» **Exercise instructions**: Print out the entire listing verbatim.

» **Provided data**:
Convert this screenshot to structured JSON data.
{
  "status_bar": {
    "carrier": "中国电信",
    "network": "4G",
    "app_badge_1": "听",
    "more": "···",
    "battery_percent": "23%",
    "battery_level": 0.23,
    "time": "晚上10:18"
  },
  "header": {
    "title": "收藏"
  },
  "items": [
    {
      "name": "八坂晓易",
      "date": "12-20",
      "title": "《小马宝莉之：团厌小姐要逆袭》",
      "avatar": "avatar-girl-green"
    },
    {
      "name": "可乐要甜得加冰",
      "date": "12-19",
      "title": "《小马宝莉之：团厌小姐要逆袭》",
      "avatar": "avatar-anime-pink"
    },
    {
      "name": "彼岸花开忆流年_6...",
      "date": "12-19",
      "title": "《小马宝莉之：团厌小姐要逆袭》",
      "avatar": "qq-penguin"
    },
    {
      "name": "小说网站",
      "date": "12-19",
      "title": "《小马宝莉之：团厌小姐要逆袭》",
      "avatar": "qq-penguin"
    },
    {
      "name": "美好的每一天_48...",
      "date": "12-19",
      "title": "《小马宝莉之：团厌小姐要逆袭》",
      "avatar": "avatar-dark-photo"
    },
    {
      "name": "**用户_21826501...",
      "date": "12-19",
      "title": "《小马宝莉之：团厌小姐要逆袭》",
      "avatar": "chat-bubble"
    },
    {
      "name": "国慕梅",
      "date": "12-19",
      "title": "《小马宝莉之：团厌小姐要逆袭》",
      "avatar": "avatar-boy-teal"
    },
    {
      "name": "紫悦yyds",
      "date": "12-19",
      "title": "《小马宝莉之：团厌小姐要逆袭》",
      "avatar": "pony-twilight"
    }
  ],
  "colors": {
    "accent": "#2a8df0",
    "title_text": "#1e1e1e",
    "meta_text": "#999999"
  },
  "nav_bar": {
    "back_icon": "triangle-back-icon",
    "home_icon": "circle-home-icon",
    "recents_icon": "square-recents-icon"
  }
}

» **Solution for this task**:
Convert this screenshot to structured JSON data.
{
  "status_bar": {
    "carrier": "中国电信",
    "network": "4G",
    "app_badge_1": "听",
    "more": "···",
    "battery_percent": "23%",
    "battery_level": 0.23,
    "time": "晚上10:18"
  },
  "header": {
    "title": "收藏"
  },
  "items": [
    {
      "name": "八坂晓易",
      "date": "12-20",
      "title": "《小马宝莉之：团厌小姐要逆袭》",
      "avatar": "avatar-girl-green"
    },
    {
      "name": "可乐要甜得加冰",
      "date": "12-19",
      "title": "《小马宝莉之：团厌小姐要逆袭》",
      "avatar": "avatar-anime-pink"
    },
    {
      "name": "彼岸花开忆流年_6...",
      "date": "12-19",
      "title": "《小马宝莉之：团厌小姐要逆袭》",
      "avatar": "qq-penguin"
    },
    {
      "name": "小说网站",
      "date": "12-19",
      "title": "《小马宝莉之：团厌小姐要逆袭》",
      "avatar": "qq-penguin"
    },
    {
      "name": "美好的每一天_48...",
      "date": "12-19",
      "title": "《小马宝莉之：团厌小姐要逆袭》",
      "avatar": "avatar-dark-photo"
    },
    {
      "name": "**用户_21826501...",
      "date": "12-19",
      "title": "《小马宝莉之：团厌小姐要逆袭》",
      "avatar": "chat-bubble"
    },
    {
      "name": "国慕梅",
      "date": "12-19",
      "title": "《小马宝莉之：团厌小姐要逆袭》",
      "avatar": "avatar-boy-teal"
    },
    {
      "name": "紫悦yyds",
      "date": "12-19",
      "title": "《小马宝莉之：团厌小姐要逆袭》",
      "avatar": "pony-twilight"
    }
  ],
  "colors": {
    "accent": "#2a8df0",
    "title_text": "#1e1e1e",
    "meta_text": "#999999"
  },
  "nav_bar": {
    "back_icon": "triangle-back-icon",
    "home_icon": "circle-home-icon",
    "recents_icon": "square-recents-icon"
  }
}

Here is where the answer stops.